[[ The records, beginning ]]

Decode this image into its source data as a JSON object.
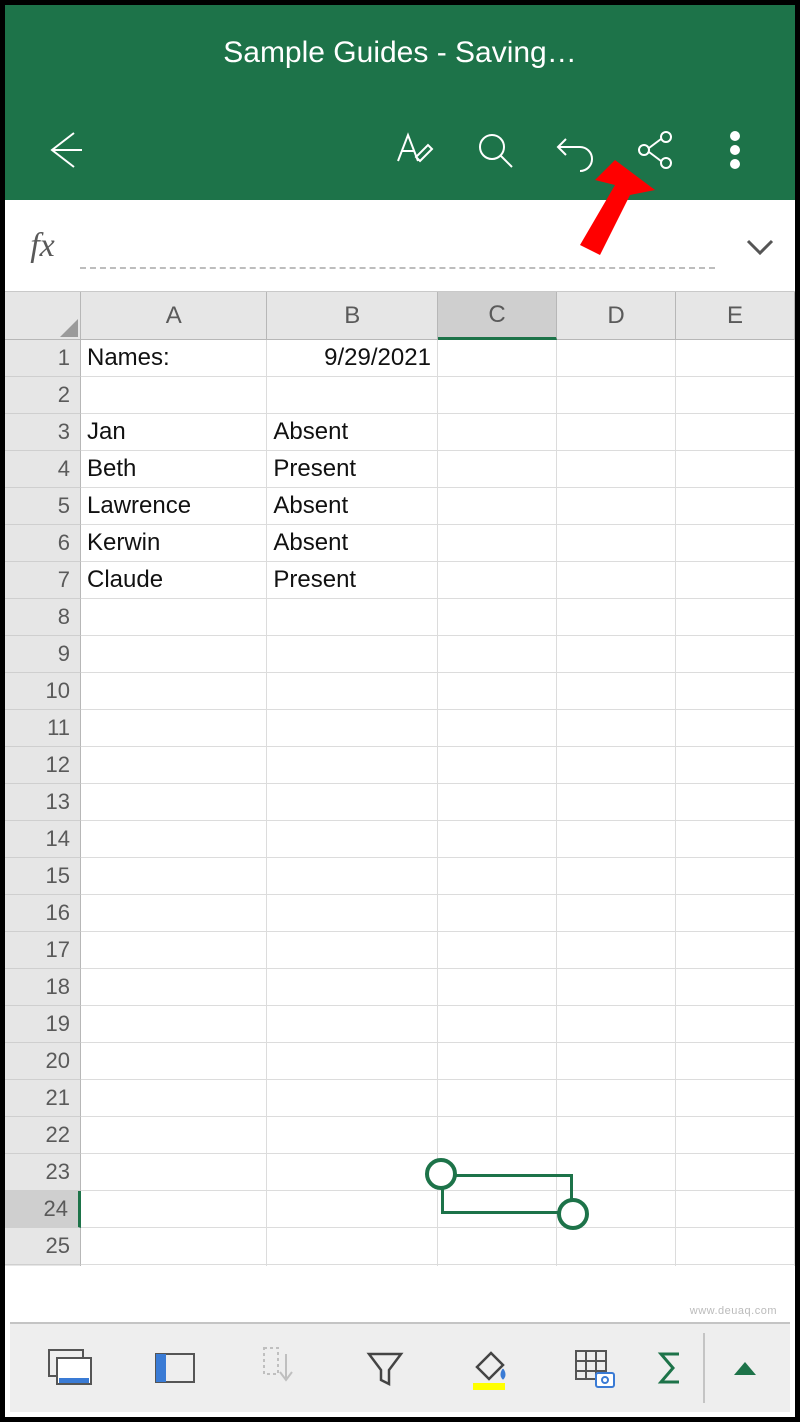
{
  "header": {
    "title": "Sample Guides - Saving…"
  },
  "formula_bar": {
    "fx_label": "fx",
    "value": ""
  },
  "columns": [
    "A",
    "B",
    "C",
    "D",
    "E"
  ],
  "selected_column": "C",
  "row_count": 26,
  "selected_row": 24,
  "cells": {
    "A1": "Names:",
    "B1": "9/29/2021",
    "A3": "Jan",
    "B3": "Absent",
    "A4": "Beth",
    "B4": "Present",
    "A5": "Lawrence",
    "B5": "Absent",
    "A6": "Kerwin",
    "B6": "Absent",
    "A7": "Claude",
    "B7": "Present"
  },
  "right_aligned": [
    "B1"
  ],
  "colors": {
    "header_bg": "#1d7349",
    "selection": "#1d7349"
  }
}
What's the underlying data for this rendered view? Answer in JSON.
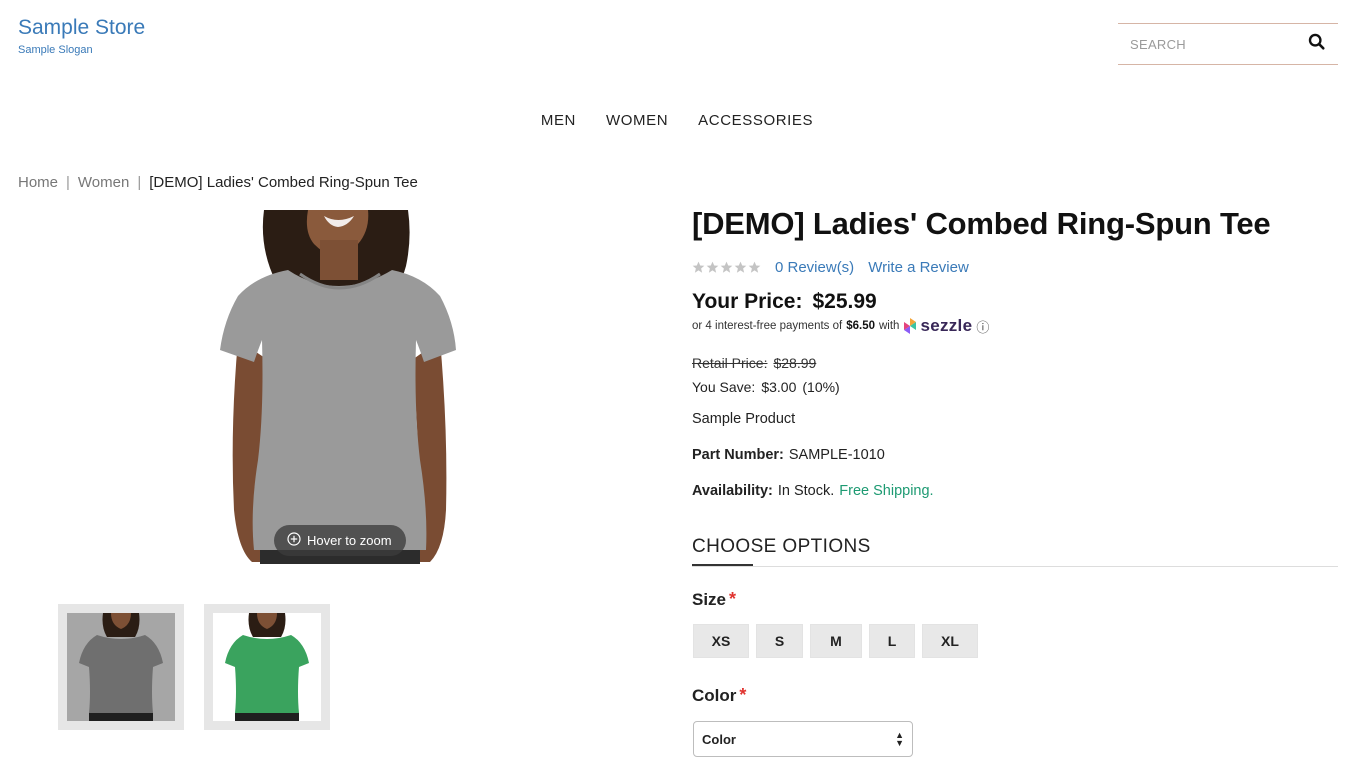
{
  "store": {
    "name": "Sample Store",
    "slogan": "Sample Slogan"
  },
  "search": {
    "placeholder": "SEARCH"
  },
  "nav": [
    "MEN",
    "WOMEN",
    "ACCESSORIES"
  ],
  "breadcrumb": [
    "Home",
    "Women",
    "[DEMO] Ladies' Combed Ring-Spun Tee"
  ],
  "breadcrumb_separator": "|",
  "image": {
    "zoom_hint": "Hover to zoom"
  },
  "product": {
    "title": "[DEMO] Ladies' Combed Ring-Spun Tee",
    "rating": 0,
    "reviews_label": "0 Review(s)",
    "write_review_label": "Write a Review",
    "price_label": "Your Price:",
    "price": "$25.99",
    "sezzle": {
      "prefix": "or 4 interest-free payments of",
      "amount": "$6.50",
      "with": "with",
      "brand": "sezzle",
      "info": "ⓘ"
    },
    "retail_label": "Retail Price:",
    "retail_price": "$28.99",
    "save_label": "You Save:",
    "save_value": "$3.00",
    "save_percent": "(10%)",
    "description": "Sample Product",
    "part_label": "Part Number:",
    "part_number": "SAMPLE-1010",
    "availability_label": "Availability:",
    "availability": "In Stock.",
    "shipping": "Free Shipping."
  },
  "options": {
    "heading": "CHOOSE OPTIONS",
    "size_label": "Size",
    "required_mark": "*",
    "sizes": [
      "XS",
      "S",
      "M",
      "L",
      "XL"
    ],
    "color_label": "Color",
    "color_selected": "Color"
  },
  "colors": {
    "link": "#3a7ab8",
    "free_shipping": "#1d9a72",
    "required": "#e0332f",
    "shirt_gray": "#9a9a9a",
    "shirt_green": "#3aa35e"
  }
}
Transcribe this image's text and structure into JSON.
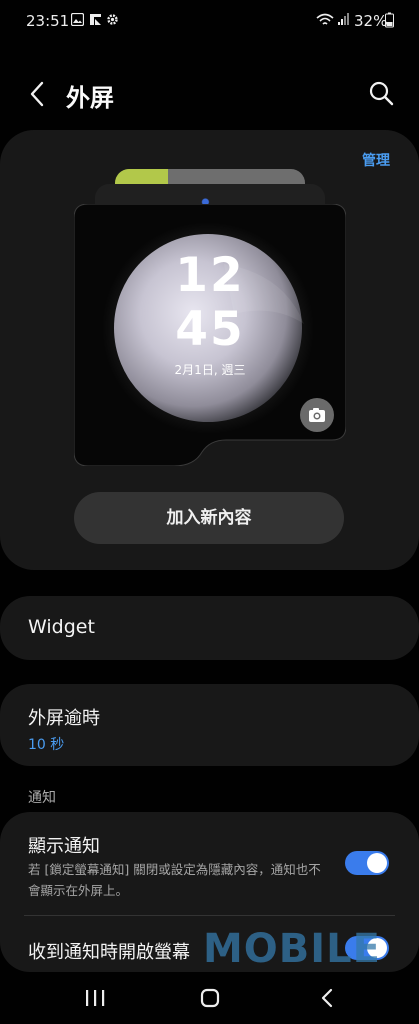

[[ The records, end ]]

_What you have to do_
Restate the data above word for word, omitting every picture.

_Task result_
Decode this image into its source data as a JSON object.
{
  "header": {
    "title": "Sample Guides - Saving…"
  },
  "formula_bar": {
    "fx_label": "fx",
    "value": ""
  },
  "columns": [
    "A",
    "B",
    "C",
    "D",
    "E"
  ],
  "selected_column": "C",
  "row_count": 26,
  "selected_row": 24,
  "cells": {
    "A1": "Names:",
    "B1": "9/29/2021",
    "A3": "Jan",
    "B3": "Absent",
    "A4": "Beth",
    "B4": "Present",
    "A5": "Lawrence",
    "B5": "Absent",
    "A6": "Kerwin",
    "B6": "Absent",
    "A7": "Claude",
    "B7": "Present"
  },
  "right_aligned": [
    "B1"
  ],
  "colors": {
    "header_bg": "#1d7349",
    "selection": "#1d7349"
  }
}
What's the underlying data for this rendered view? Answer in JSON.
{
  "store": {
    "name": "Sample Store",
    "slogan": "Sample Slogan"
  },
  "search": {
    "placeholder": "SEARCH"
  },
  "nav": [
    "MEN",
    "WOMEN",
    "ACCESSORIES"
  ],
  "breadcrumb": [
    "Home",
    "Women",
    "[DEMO] Ladies' Combed Ring-Spun Tee"
  ],
  "breadcrumb_separator": "|",
  "image": {
    "zoom_hint": "Hover to zoom"
  },
  "product": {
    "title": "[DEMO] Ladies' Combed Ring-Spun Tee",
    "rating": 0,
    "reviews_label": "0 Review(s)",
    "write_review_label": "Write a Review",
    "price_label": "Your Price:",
    "price": "$25.99",
    "sezzle": {
      "prefix": "or 4 interest-free payments of",
      "amount": "$6.50",
      "with": "with",
      "brand": "sezzle",
      "info": "ⓘ"
    },
    "retail_label": "Retail Price:",
    "retail_price": "$28.99",
    "save_label": "You Save:",
    "save_value": "$3.00",
    "save_percent": "(10%)",
    "description": "Sample Product",
    "part_label": "Part Number:",
    "part_number": "SAMPLE-1010",
    "availability_label": "Availability:",
    "availability": "In Stock.",
    "shipping": "Free Shipping."
  },
  "options": {
    "heading": "CHOOSE OPTIONS",
    "size_label": "Size",
    "required_mark": "*",
    "sizes": [
      "XS",
      "S",
      "M",
      "L",
      "XL"
    ],
    "color_label": "Color",
    "color_selected": "Color"
  },
  "colors": {
    "link": "#3a7ab8",
    "free_shipping": "#1d9a72",
    "required": "#e0332f",
    "shirt_gray": "#9a9a9a",
    "shirt_green": "#3aa35e"
  }
}
Transcribe this image's text and structure into JSON.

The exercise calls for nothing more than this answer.